Minor Home Repairs 102: Client Communications

There are certain universal truths about communicating with your Client, no matter what category you task in. What Taskers underline and bold the most is how important clear communication is within the Chat thread! Keeping conversation about the task to the Chat thread also enables TaskRabbit Support to assist with any issues–which can certainly come in, ahem, handy on Minor Home Repairs tasks. 🥁 

Here are some best practices  from Taskers about communicating with their Clients on Minor Home Repairs tasks:


  • Ask your Client for photos
  • Ask your Client for measurements
    • Tasker Anthony F. recommends clarifying: if there’s a hole to repair in a wall, what size is it–A pinhole? A fist? 
  • Ask your Client if they own or rent their home to determine if your approach needs to be adjusted accordingly
  • Ask how old the home is, particularly if dealing with plumbing or electrical; age of home often also portends wall types. For example,older homes often have plaster walls, and newer homes use sheetrock   
  • If you don’t have the tools for the task, ask the Client if they do. This is particularly true of tall ladders!
    •  Pro tip: did you know you can rent or borrow tools? 
  • Ask the Client if they already have all of the materials needed
  • Clarify task descriptions so you know which room needs work. Fixtures can differ in different rooms (for example, kitchen faucets versus bathroom faucets, versus external garden faucets). 
  • For less specific task descriptions, like “my door is broken,” ask: “Is it the hinges? Does it close? Does it lock?” You can start to determine whether the issue could involve paint, the frame, the handle, etc.

General Tasker advice that’s especially pertinent to Minor Home Repairs tasks includes:

  • Do not accept the task invitation if it is beyond the scope or skill level of what you can do. If you know another Tasker who can do the work, refer them by sending the Client their profile URL. 
  • Look up a picture of the property once the task is confirmed so you don’t waste time looking for the front door on the day-of. This is especially important if you’re in an urban area where Clients tend to live in big apartment complexes.
    • If it’s not clear from the address, make sure to ask if the location is an apartment or business suite, so you’re not scrambling at the last minute to find your Client!
  • If the scope sounds big, ask your Client if the task will require more than one Tasker; confirm if their budget and schedule will accommodate your availability and ability to complete the task.

One benefit of Minor Home Repairs tasks? They often lead to another task! Read our article on “6 Ways to Market Yourself & Build Your Tasker Brand” for tried and true methods to generate more business. 

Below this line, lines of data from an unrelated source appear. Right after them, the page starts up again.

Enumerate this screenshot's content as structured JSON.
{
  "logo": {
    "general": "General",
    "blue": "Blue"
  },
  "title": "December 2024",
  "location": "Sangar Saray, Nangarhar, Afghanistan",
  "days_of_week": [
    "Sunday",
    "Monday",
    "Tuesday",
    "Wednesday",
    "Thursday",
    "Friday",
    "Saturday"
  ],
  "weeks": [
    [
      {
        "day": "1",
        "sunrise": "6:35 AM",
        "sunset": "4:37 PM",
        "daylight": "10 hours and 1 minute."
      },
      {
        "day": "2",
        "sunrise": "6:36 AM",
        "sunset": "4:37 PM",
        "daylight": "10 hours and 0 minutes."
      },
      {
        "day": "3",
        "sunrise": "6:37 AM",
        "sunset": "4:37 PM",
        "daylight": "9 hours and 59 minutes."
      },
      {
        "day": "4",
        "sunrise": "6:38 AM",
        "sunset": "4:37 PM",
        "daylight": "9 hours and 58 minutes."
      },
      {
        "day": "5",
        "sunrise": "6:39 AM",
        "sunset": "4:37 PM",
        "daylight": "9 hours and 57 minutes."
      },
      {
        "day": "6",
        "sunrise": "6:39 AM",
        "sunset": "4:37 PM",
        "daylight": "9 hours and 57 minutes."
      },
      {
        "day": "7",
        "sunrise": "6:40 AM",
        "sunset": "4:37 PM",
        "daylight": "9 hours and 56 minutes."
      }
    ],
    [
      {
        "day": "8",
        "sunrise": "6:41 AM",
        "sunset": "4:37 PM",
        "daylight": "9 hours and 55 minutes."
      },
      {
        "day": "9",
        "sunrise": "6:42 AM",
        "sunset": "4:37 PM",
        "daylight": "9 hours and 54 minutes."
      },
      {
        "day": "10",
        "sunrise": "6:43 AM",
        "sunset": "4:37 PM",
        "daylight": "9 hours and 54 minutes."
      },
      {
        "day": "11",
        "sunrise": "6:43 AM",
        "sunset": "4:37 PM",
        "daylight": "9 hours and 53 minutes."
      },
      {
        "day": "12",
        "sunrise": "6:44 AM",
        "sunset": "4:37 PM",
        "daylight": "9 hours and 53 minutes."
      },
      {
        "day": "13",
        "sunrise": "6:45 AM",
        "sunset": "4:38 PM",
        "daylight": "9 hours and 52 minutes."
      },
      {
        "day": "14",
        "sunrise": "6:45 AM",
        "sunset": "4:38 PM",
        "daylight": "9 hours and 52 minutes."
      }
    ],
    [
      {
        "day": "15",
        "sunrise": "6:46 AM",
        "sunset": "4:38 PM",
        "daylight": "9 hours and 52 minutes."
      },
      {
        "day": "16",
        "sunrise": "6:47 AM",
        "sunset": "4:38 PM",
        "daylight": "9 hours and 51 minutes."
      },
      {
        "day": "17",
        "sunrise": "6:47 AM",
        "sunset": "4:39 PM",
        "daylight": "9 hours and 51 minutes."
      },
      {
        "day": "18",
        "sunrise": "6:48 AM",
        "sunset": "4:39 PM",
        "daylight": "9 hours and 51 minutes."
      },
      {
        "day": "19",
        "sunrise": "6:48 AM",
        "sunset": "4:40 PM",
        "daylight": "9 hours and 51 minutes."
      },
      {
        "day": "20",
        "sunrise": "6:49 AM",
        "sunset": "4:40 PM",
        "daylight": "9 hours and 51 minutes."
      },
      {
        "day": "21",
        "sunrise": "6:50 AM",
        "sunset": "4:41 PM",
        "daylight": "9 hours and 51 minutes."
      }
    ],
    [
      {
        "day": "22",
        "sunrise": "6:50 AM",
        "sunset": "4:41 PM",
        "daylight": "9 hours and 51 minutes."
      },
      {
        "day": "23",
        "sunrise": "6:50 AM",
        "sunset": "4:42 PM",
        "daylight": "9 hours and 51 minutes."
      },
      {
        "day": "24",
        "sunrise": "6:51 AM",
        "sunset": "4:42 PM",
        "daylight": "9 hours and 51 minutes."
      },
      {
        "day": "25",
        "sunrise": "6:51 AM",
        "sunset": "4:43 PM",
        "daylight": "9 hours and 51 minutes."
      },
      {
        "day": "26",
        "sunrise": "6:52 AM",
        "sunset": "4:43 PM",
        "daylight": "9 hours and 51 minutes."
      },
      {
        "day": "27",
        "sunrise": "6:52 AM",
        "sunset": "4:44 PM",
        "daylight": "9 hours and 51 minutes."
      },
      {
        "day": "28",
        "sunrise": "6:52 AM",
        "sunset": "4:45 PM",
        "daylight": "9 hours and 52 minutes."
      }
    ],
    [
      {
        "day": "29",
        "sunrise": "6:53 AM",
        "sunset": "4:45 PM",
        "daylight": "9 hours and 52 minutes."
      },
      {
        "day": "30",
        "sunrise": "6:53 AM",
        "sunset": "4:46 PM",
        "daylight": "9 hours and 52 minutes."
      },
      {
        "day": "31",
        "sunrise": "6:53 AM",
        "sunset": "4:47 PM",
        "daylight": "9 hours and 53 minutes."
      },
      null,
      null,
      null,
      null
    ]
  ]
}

Are there scoping questions you always ask ahead of a Minor Home Repairs task that we haven’t included here? Share below!

2 Thoughts

Leave a Reply